According to a 2016 SANS Institute study, 44% of organisations admitted one or more of their endpoints had been compromised in the past 24 months. And more endpoints equal more risk – especially with the volume of malware out there. Some firms claim to have blocked in excess of 320,000 threats each day in 2016. The result can be serious service outages, damaged reputation, industry fines, legal costs and more. The average cost of a data breach in 2016 was $4 million. That figure could rise a lot higher with the forthcoming European General Data Protection Regulation (GDPR).

No-one is suggesting IT leaders try to ban consumer IoT devices outright. Just as with BYOD, such a retrograde step would neither be practical nor successful. Smart watches, head-mounted displays and other wearables can significantly enhance productivity, staff well-being and even help with employee retention. Try to block usage, and it will only go underground, creating even more dangerous shadow IT risk.


Time to get serious

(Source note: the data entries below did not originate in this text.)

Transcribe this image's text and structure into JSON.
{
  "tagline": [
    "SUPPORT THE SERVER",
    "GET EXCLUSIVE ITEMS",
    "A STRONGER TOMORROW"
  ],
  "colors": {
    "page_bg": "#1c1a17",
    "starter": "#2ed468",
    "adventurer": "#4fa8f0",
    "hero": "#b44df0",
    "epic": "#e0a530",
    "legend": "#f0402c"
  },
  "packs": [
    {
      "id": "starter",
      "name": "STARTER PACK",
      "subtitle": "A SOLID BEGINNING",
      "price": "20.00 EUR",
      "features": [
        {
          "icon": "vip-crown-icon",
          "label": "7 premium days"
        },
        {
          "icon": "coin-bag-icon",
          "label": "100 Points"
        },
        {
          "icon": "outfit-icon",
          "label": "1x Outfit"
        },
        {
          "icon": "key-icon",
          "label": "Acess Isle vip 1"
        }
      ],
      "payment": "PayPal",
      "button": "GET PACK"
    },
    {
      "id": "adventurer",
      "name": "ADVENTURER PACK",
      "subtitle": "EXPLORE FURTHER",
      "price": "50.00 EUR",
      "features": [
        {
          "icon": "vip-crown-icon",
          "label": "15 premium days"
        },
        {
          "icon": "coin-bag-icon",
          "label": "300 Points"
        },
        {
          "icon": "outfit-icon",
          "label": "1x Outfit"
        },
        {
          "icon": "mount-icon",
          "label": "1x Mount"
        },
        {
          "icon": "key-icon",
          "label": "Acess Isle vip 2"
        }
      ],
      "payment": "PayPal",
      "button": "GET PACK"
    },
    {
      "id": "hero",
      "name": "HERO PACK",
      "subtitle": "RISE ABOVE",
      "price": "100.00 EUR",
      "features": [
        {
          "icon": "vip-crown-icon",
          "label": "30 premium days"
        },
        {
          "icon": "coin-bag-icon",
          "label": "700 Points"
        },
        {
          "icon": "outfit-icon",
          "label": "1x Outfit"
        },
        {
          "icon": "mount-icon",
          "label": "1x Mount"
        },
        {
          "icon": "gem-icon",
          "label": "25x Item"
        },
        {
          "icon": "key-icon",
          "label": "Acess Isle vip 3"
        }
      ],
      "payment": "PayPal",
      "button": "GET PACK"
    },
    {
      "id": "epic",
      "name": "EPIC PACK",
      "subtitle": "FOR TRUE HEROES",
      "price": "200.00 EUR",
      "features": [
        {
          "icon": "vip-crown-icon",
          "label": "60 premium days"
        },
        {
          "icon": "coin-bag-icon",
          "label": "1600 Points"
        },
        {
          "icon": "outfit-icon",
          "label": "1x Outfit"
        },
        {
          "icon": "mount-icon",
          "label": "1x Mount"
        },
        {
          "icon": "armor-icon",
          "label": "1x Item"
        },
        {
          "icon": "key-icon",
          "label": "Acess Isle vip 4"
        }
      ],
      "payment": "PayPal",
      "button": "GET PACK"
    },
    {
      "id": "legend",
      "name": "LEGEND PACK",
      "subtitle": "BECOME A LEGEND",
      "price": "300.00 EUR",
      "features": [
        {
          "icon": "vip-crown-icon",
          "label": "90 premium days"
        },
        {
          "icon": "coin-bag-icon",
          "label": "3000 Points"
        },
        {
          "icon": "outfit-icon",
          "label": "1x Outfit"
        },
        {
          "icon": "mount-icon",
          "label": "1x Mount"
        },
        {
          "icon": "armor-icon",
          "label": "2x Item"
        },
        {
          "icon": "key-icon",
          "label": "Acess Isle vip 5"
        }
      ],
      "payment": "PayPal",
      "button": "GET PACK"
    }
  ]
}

Instead, IT leaders need to put more faith in the service desk. Operating on the IT frontline, this function is in a great position to coordinate endpoint visibility and control efforts. But only if it has the right unified set of automated tools at its disposal. These should be able to discover all devices connecting to the network and then enforce policy – for example controlling access to corporate resources and automatically enforcing roles-based configurations.

Effective patch management is a vital element which can eliminate most known threats, and here it’s important to find a provider which can support a wide range of device and system types. Combine that with app whitelisting to combat zero day threats, and encryption to ensure data is kept safe no matter where it ends up. Traditional tools like AV and firewalls are, of course, still important but mainly to mop up commodity threats.

Automation is your friend here. It will help stretched IT teams stay on top of threats as the proliferation of smart devices causes an explosion in endpoints. And IT leaders would also do well to encourage real-time collaboration between service and security teams. Your IT service desk is in the perfect place to spot and link incidents which may indicate a wider attack on the organisation. That intelligence needs to be escalated straight to security teams, just as they should pass on details of unpatched vulnerabilities that need remediating.